The 5.7-liter V8 is paired exclusively with rear wheel drive and is rated at 19 mpg combined city/highway. With a six-speed manual, the numbers drop to just 18 mpg. The 6.4-liter V8 is predictably even worse, getting 18 mpg combined with the eight-speed automatic transmission and 17 mpg with the manual tranny. The formula here is simple: the more power to the pavement, the more you'll pay at the pump and those V8s require premium fuel. 

Comparing Interiors

Despite outward appearances, both of these Dodge hot rods are very similar on the inside. They offer a near identical range of trim levels. You'll notice the same basic controls, center consoles and dashboards. There is obviously more headroom and legroom for rear passengers in the four-door Charger. It also gives you a slightly larger trunk. Though a bit more cramped, the Challenger still has more interior room than a Chevy Camaro. If you are planning on taking long road trips, the Charger is the better and more practical choice. Not that these cars are about being practical. 

When it comes to trim levels, the V8 versions offer more power, stiffer suspension, better brakes and cooler wheels and tires as well as more luxurious interior materials and appointments. Where the V6 trim comes with cloth seats, the V8s bring you heated leather seats. 

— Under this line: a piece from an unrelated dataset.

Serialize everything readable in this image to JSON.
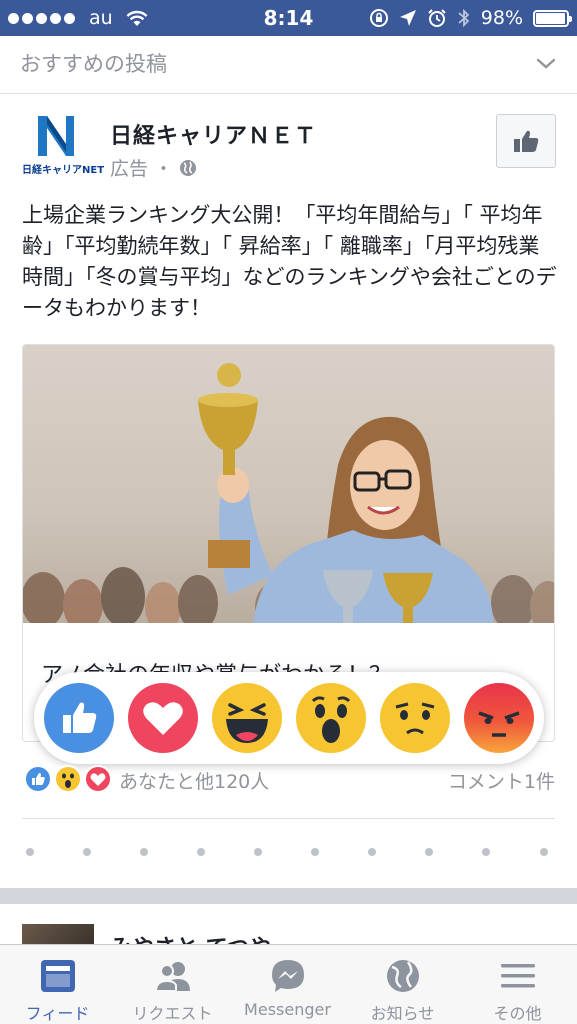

Dodge's easy to use Uconnect infotainment system is available on both cars and includes Apple CarPlay and Android Auto. The optional 8.4-inch touchscreen is worth the extra money. The Challenger and Charger also both offer the additional option of driver assist technology including forward collision warning, automatic emergency braking, and lane departure warning. 

The Pit Stop 
In the end, we found that few cars today combine the feeling of muscle car nostalgia with modern comfort and technology as do the 2021 Dodge Challenger and Charger. While the Challenger's lighter body serves up a bit better performance and is slightly less expensive, the Charger offers four-doors and more room for the family. When walking around these cars, one will clearly speak to you more than the other. It is up to you to decide which one answers your call for the road. 

To find your dream car, or to test drive one of these bad boys, visit your local Lithia Auto Dealer. You can check out all the new and used autos on the market right here at lithia.com 
New Dodge Challenger
 Challenger Pricing

  • Base MSRP $28,095 
  • SXT $29,490 
  • GT $32,490 
  • R/T $36,090 
Limited warranty 3 years/36,000 miles 
Powertrain warranty 5 years/60,000 miles 
New Dodge Charger
 Charger Pricing

  • Base MSRP $29,995 
  • SXT $31,390 
  • GT $33,390 
  • R/T $37,890 
Limited warranty 3 years/36,000 miles 
Powertrain warranty 5 years/60,000 miles